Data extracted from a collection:
....
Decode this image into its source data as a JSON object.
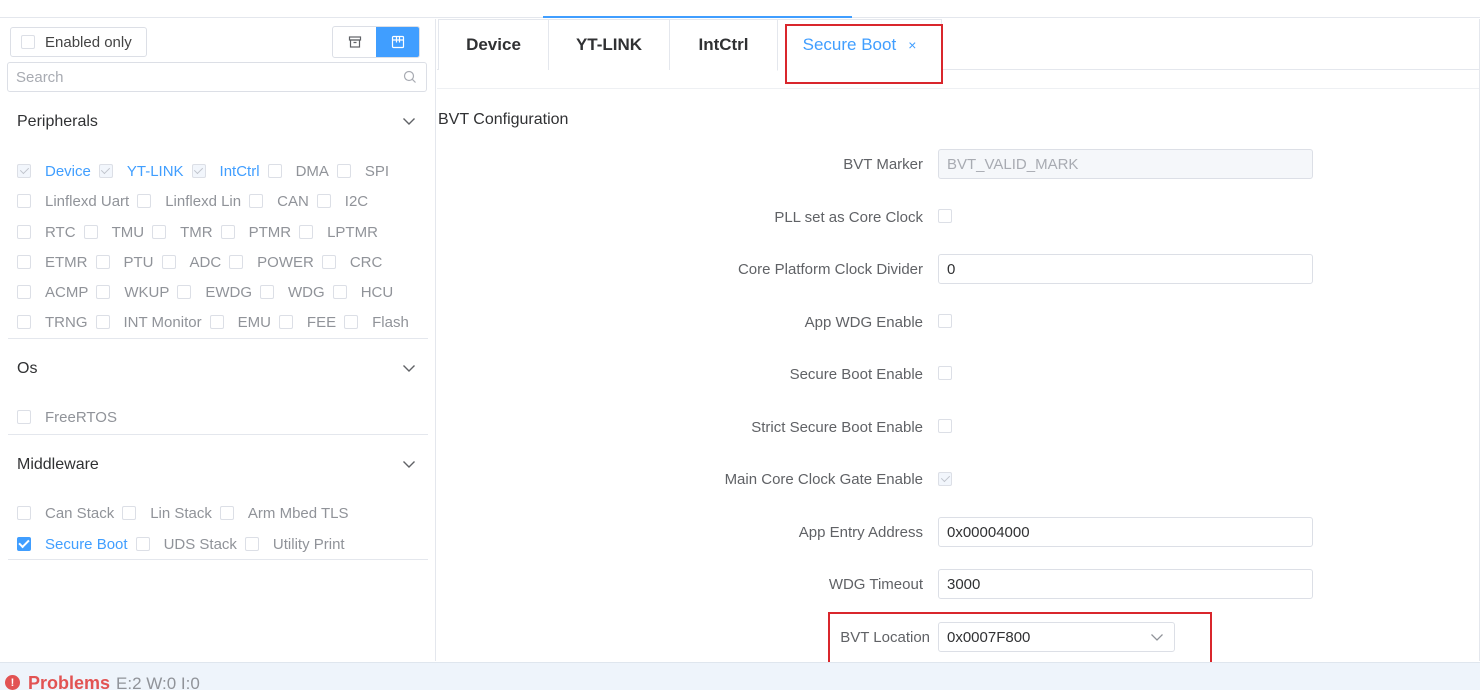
{
  "sidebar": {
    "enabled_only_label": "Enabled only",
    "search_placeholder": "Search",
    "sections": [
      {
        "title": "Peripherals",
        "rows": [
          [
            {
              "label": "Device",
              "state": "checked-disabled"
            },
            {
              "label": "YT-LINK",
              "state": "checked-disabled"
            },
            {
              "label": "IntCtrl",
              "state": "checked-disabled"
            },
            {
              "label": "DMA",
              "state": "unchecked"
            },
            {
              "label": "SPI",
              "state": "unchecked"
            }
          ],
          [
            {
              "label": "Linflexd Uart",
              "state": "unchecked"
            },
            {
              "label": "Linflexd Lin",
              "state": "unchecked"
            },
            {
              "label": "CAN",
              "state": "unchecked"
            },
            {
              "label": "I2C",
              "state": "unchecked"
            }
          ],
          [
            {
              "label": "RTC",
              "state": "unchecked"
            },
            {
              "label": "TMU",
              "state": "unchecked"
            },
            {
              "label": "TMR",
              "state": "unchecked"
            },
            {
              "label": "PTMR",
              "state": "unchecked"
            },
            {
              "label": "LPTMR",
              "state": "unchecked"
            }
          ],
          [
            {
              "label": "ETMR",
              "state": "unchecked"
            },
            {
              "label": "PTU",
              "state": "unchecked"
            },
            {
              "label": "ADC",
              "state": "unchecked"
            },
            {
              "label": "POWER",
              "state": "unchecked"
            },
            {
              "label": "CRC",
              "state": "unchecked"
            }
          ],
          [
            {
              "label": "ACMP",
              "state": "unchecked"
            },
            {
              "label": "WKUP",
              "state": "unchecked"
            },
            {
              "label": "EWDG",
              "state": "unchecked"
            },
            {
              "label": "WDG",
              "state": "unchecked"
            },
            {
              "label": "HCU",
              "state": "unchecked"
            }
          ],
          [
            {
              "label": "TRNG",
              "state": "unchecked"
            },
            {
              "label": "INT Monitor",
              "state": "unchecked"
            },
            {
              "label": "EMU",
              "state": "unchecked"
            },
            {
              "label": "FEE",
              "state": "unchecked"
            },
            {
              "label": "Flash",
              "state": "unchecked"
            }
          ]
        ]
      },
      {
        "title": "Os",
        "rows": [
          [
            {
              "label": "FreeRTOS",
              "state": "unchecked"
            }
          ]
        ]
      },
      {
        "title": "Middleware",
        "rows": [
          [
            {
              "label": "Can Stack",
              "state": "unchecked"
            },
            {
              "label": "Lin Stack",
              "state": "unchecked"
            },
            {
              "label": "Arm Mbed TLS",
              "state": "unchecked"
            }
          ],
          [
            {
              "label": "Secure Boot",
              "state": "checked"
            },
            {
              "label": "UDS Stack",
              "state": "unchecked"
            },
            {
              "label": "Utility Print",
              "state": "unchecked"
            }
          ]
        ]
      }
    ]
  },
  "tabs": [
    {
      "label": "Device"
    },
    {
      "label": "YT-LINK"
    },
    {
      "label": "IntCtrl"
    },
    {
      "label": "Secure Boot",
      "active": true,
      "close": "×"
    }
  ],
  "config": {
    "title": "BVT Configuration",
    "bvt_marker": {
      "label": "BVT Marker",
      "value": "BVT_VALID_MARK"
    },
    "pll_core_clock": {
      "label": "PLL set as Core Clock",
      "checked": false
    },
    "core_platform_clock_divider": {
      "label": "Core Platform Clock Divider",
      "value": "0"
    },
    "app_wdg_enable": {
      "label": "App WDG Enable",
      "checked": false
    },
    "secure_boot_enable": {
      "label": "Secure Boot Enable",
      "checked": false
    },
    "strict_secure_boot_enable": {
      "label": "Strict Secure Boot Enable",
      "checked": false
    },
    "main_core_clock_gate_enable": {
      "label": "Main Core Clock Gate Enable",
      "checked": true
    },
    "app_entry_address": {
      "label": "App Entry Address",
      "value": "0x00004000"
    },
    "wdg_timeout": {
      "label": "WDG Timeout",
      "value": "3000"
    },
    "bvt_location": {
      "label": "BVT Location",
      "value": "0x0007F800"
    }
  },
  "problems": {
    "title": "Problems",
    "counts": "E:2 W:0 I:0",
    "icon": "!"
  },
  "colors": {
    "accent": "#409eff",
    "highlight_box": "#d9262c",
    "error": "#e25353"
  }
}
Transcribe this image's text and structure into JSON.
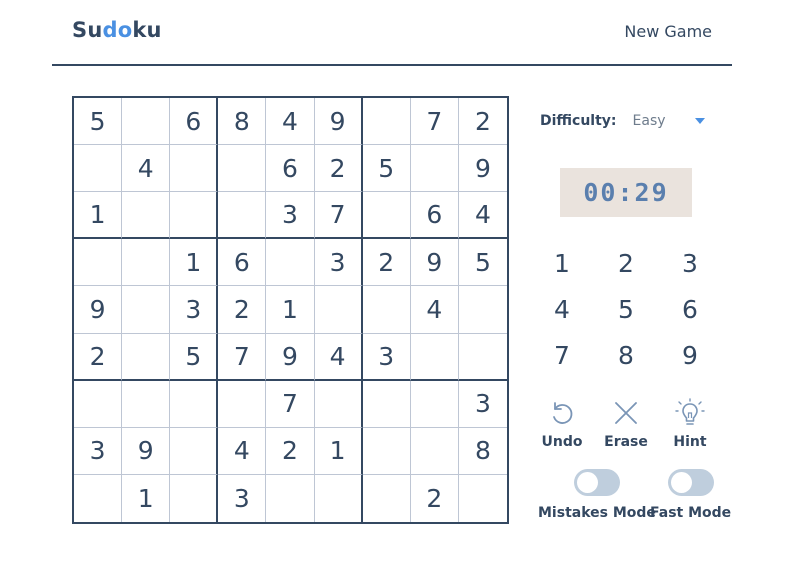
{
  "header": {
    "logo": {
      "part1": "Su",
      "part2": "do",
      "part3": "ku"
    },
    "new_game_label": "New Game"
  },
  "board": {
    "rows": [
      [
        "5",
        "",
        "6",
        "8",
        "4",
        "9",
        "",
        "7",
        "2"
      ],
      [
        "",
        "4",
        "",
        "",
        "6",
        "2",
        "5",
        "",
        "9"
      ],
      [
        "1",
        "",
        "",
        "",
        "3",
        "7",
        "",
        "6",
        "4"
      ],
      [
        "",
        "",
        "1",
        "6",
        "",
        "3",
        "2",
        "9",
        "5"
      ],
      [
        "9",
        "",
        "3",
        "2",
        "1",
        "",
        "",
        "4",
        ""
      ],
      [
        "2",
        "",
        "5",
        "7",
        "9",
        "4",
        "3",
        "",
        ""
      ],
      [
        "",
        "",
        "",
        "",
        "7",
        "",
        "",
        "",
        "3"
      ],
      [
        "3",
        "9",
        "",
        "4",
        "2",
        "1",
        "",
        "",
        "8"
      ],
      [
        "",
        "1",
        "",
        "3",
        "",
        "",
        "",
        "2",
        ""
      ]
    ]
  },
  "sidebar": {
    "difficulty_label": "Difficulty:",
    "difficulty_value": "Easy",
    "timer": "00:29",
    "numpad": [
      "1",
      "2",
      "3",
      "4",
      "5",
      "6",
      "7",
      "8",
      "9"
    ],
    "tools": {
      "undo": "Undo",
      "erase": "Erase",
      "hint": "Hint"
    },
    "toggles": {
      "mistakes_mode": {
        "label": "Mistakes Mode",
        "on": false
      },
      "fast_mode": {
        "label": "Fast Mode",
        "on": false
      }
    }
  },
  "colors": {
    "text": "#344861",
    "accent": "#4a90e2",
    "grid_line": "#bec6d4",
    "timer_bg": "#eae3dd",
    "timer_text": "#5a7fae",
    "toggle_off": "#bfcedd"
  },
  "icons": {
    "undo": "undo-icon",
    "erase": "close-icon",
    "hint": "lightbulb-icon",
    "difficulty": "caret-down-icon"
  }
}
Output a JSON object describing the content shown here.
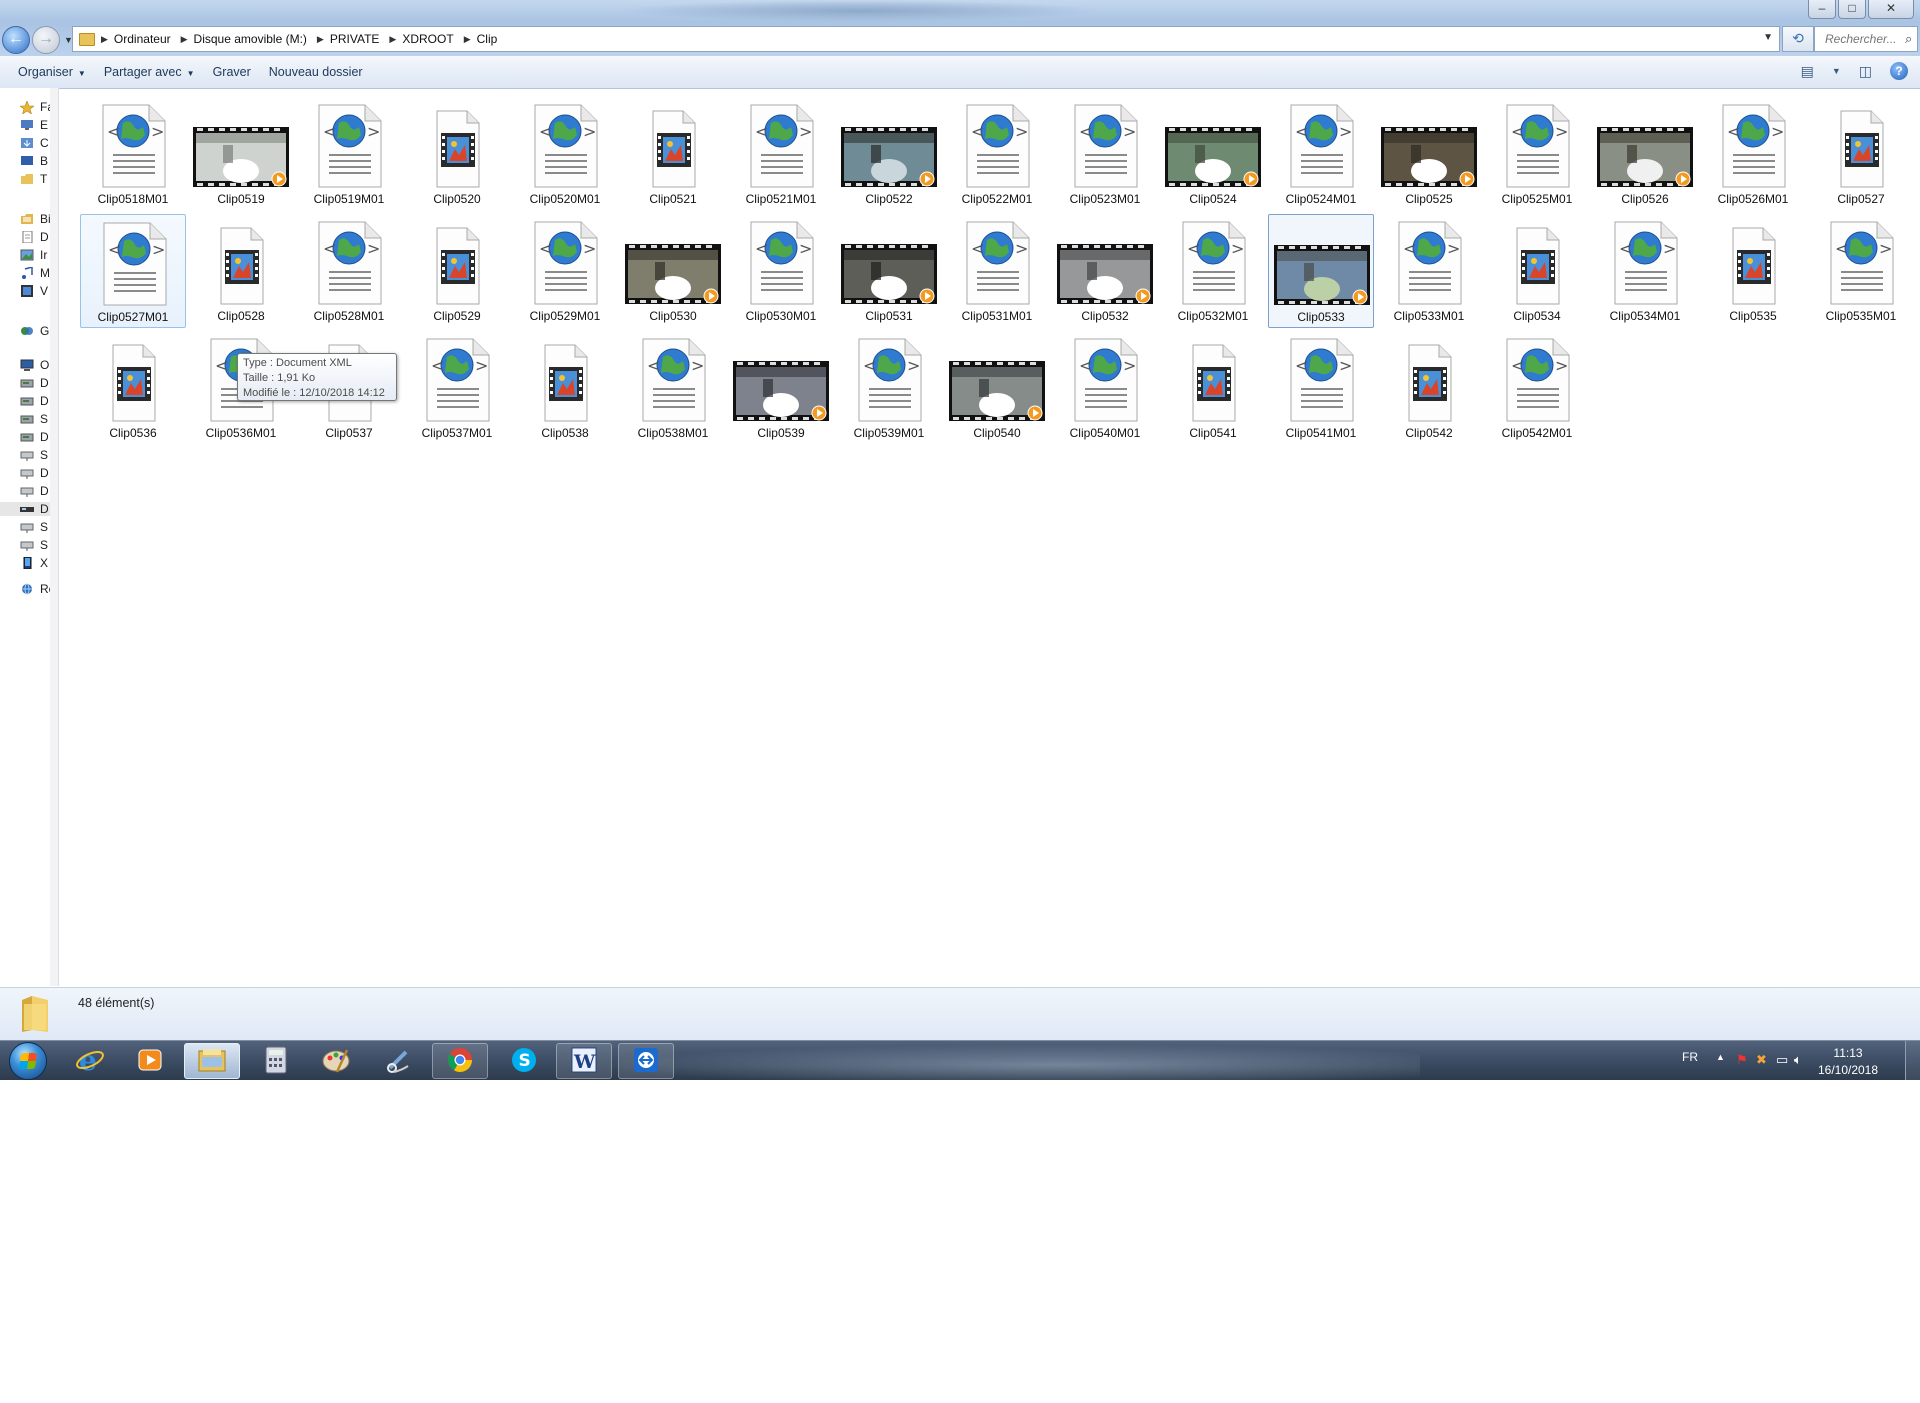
{
  "window": {
    "controls": {
      "minimize": "‒",
      "maximize": "□",
      "close": "✕"
    }
  },
  "address_bar": {
    "breadcrumbs": [
      "Ordinateur",
      "Disque amovible (M:)",
      "PRIVATE",
      "XDROOT",
      "Clip"
    ],
    "search_placeholder": "Rechercher..."
  },
  "toolbar": {
    "organize": "Organiser",
    "share": "Partager avec",
    "burn": "Graver",
    "new_folder": "Nouveau dossier"
  },
  "nav_pane": {
    "items": [
      {
        "label": "Fav",
        "icon": "star-icon"
      },
      {
        "label": "E",
        "icon": "desktop-icon"
      },
      {
        "label": "C",
        "icon": "download-icon"
      },
      {
        "label": "B",
        "icon": "monitor-icon"
      },
      {
        "label": "T",
        "icon": "folder-icon"
      },
      {
        "label": "Bib",
        "icon": "library-icon"
      },
      {
        "label": "D",
        "icon": "document-icon"
      },
      {
        "label": "Ir",
        "icon": "image-icon"
      },
      {
        "label": "M",
        "icon": "music-icon"
      },
      {
        "label": "V",
        "icon": "video-icon"
      },
      {
        "label": "Grc",
        "icon": "homegroup-icon"
      },
      {
        "label": "Orc",
        "icon": "computer-icon"
      },
      {
        "label": "D",
        "icon": "drive-icon"
      },
      {
        "label": "D",
        "icon": "drive-icon"
      },
      {
        "label": "S",
        "icon": "drive-icon"
      },
      {
        "label": "D",
        "icon": "drive-icon"
      },
      {
        "label": "S",
        "icon": "network-drive-icon"
      },
      {
        "label": "D",
        "icon": "network-drive-icon"
      },
      {
        "label": "D",
        "icon": "network-drive-icon"
      },
      {
        "label": "D",
        "icon": "removable-drive-icon"
      },
      {
        "label": "S",
        "icon": "network-drive-icon"
      },
      {
        "label": "S",
        "icon": "network-drive-icon"
      },
      {
        "label": "X",
        "icon": "phone-icon"
      },
      {
        "label": "Rés",
        "icon": "network-icon"
      }
    ]
  },
  "files": [
    {
      "name": "Clip0518M01",
      "type": "xml"
    },
    {
      "name": "Clip0519",
      "type": "video",
      "thumb": "t1"
    },
    {
      "name": "Clip0519M01",
      "type": "xml"
    },
    {
      "name": "Clip0520",
      "type": "film"
    },
    {
      "name": "Clip0520M01",
      "type": "xml"
    },
    {
      "name": "Clip0521",
      "type": "film"
    },
    {
      "name": "Clip0521M01",
      "type": "xml"
    },
    {
      "name": "Clip0522",
      "type": "video",
      "thumb": "t2"
    },
    {
      "name": "Clip0522M01",
      "type": "xml"
    },
    {
      "name": "Clip0523M01",
      "type": "xml"
    },
    {
      "name": "Clip0524",
      "type": "video",
      "thumb": "t3"
    },
    {
      "name": "Clip0524M01",
      "type": "xml"
    },
    {
      "name": "Clip0525",
      "type": "video",
      "thumb": "t4"
    },
    {
      "name": "Clip0525M01",
      "type": "xml"
    },
    {
      "name": "Clip0526",
      "type": "video",
      "thumb": "t5"
    },
    {
      "name": "Clip0526M01",
      "type": "xml"
    },
    {
      "name": "Clip0527",
      "type": "film"
    },
    {
      "name": "Clip0527M01",
      "type": "xml",
      "state": "hover"
    },
    {
      "name": "Clip0528",
      "type": "film"
    },
    {
      "name": "Clip0528M01",
      "type": "xml"
    },
    {
      "name": "Clip0529",
      "type": "film"
    },
    {
      "name": "Clip0529M01",
      "type": "xml"
    },
    {
      "name": "Clip0530",
      "type": "video",
      "thumb": "t6"
    },
    {
      "name": "Clip0530M01",
      "type": "xml"
    },
    {
      "name": "Clip0531",
      "type": "video",
      "thumb": "t7"
    },
    {
      "name": "Clip0531M01",
      "type": "xml"
    },
    {
      "name": "Clip0532",
      "type": "video",
      "thumb": "t8"
    },
    {
      "name": "Clip0532M01",
      "type": "xml"
    },
    {
      "name": "Clip0533",
      "type": "video",
      "thumb": "t9",
      "state": "selected"
    },
    {
      "name": "Clip0533M01",
      "type": "xml"
    },
    {
      "name": "Clip0534",
      "type": "film"
    },
    {
      "name": "Clip0534M01",
      "type": "xml"
    },
    {
      "name": "Clip0535",
      "type": "film"
    },
    {
      "name": "Clip0535M01",
      "type": "xml"
    },
    {
      "name": "Clip0536",
      "type": "film"
    },
    {
      "name": "Clip0536M01",
      "type": "xml"
    },
    {
      "name": "Clip0537",
      "type": "film"
    },
    {
      "name": "Clip0537M01",
      "type": "xml"
    },
    {
      "name": "Clip0538",
      "type": "film"
    },
    {
      "name": "Clip0538M01",
      "type": "xml"
    },
    {
      "name": "Clip0539",
      "type": "video",
      "thumb": "t10"
    },
    {
      "name": "Clip0539M01",
      "type": "xml"
    },
    {
      "name": "Clip0540",
      "type": "video",
      "thumb": "t11"
    },
    {
      "name": "Clip0540M01",
      "type": "xml"
    },
    {
      "name": "Clip0541",
      "type": "film"
    },
    {
      "name": "Clip0541M01",
      "type": "xml"
    },
    {
      "name": "Clip0542",
      "type": "film"
    },
    {
      "name": "Clip0542M01",
      "type": "xml"
    }
  ],
  "tooltip": {
    "type": "Type : Document XML",
    "size": "Taille : 1,91 Ko",
    "modified": "Modifié le : 12/10/2018 14:12"
  },
  "details": {
    "item_count": "48 élément(s)"
  },
  "taskbar": {
    "apps": [
      {
        "icon": "internet-explorer-icon",
        "state": "pinned"
      },
      {
        "icon": "media-player-icon",
        "state": "pinned"
      },
      {
        "icon": "file-explorer-icon",
        "state": "active"
      },
      {
        "icon": "calculator-icon",
        "state": "pinned"
      },
      {
        "icon": "paint-icon",
        "state": "pinned"
      },
      {
        "icon": "snipping-tool-icon",
        "state": "pinned"
      },
      {
        "icon": "chrome-icon",
        "state": "open"
      },
      {
        "icon": "skype-icon",
        "state": "pinned"
      },
      {
        "icon": "word-icon",
        "state": "open"
      },
      {
        "icon": "teamviewer-icon",
        "state": "open"
      }
    ],
    "tray": {
      "language": "FR",
      "time": "11:13",
      "date": "16/10/2018"
    }
  },
  "colors": {
    "accent": "#3c6aa8",
    "selection_border": "#99c2ea",
    "taskbar": "#3f5068"
  }
}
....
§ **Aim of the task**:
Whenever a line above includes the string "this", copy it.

§ **Task response**:
Decode this image into its source data as a JSON object.
Transcribe this image's text and structure into JSON.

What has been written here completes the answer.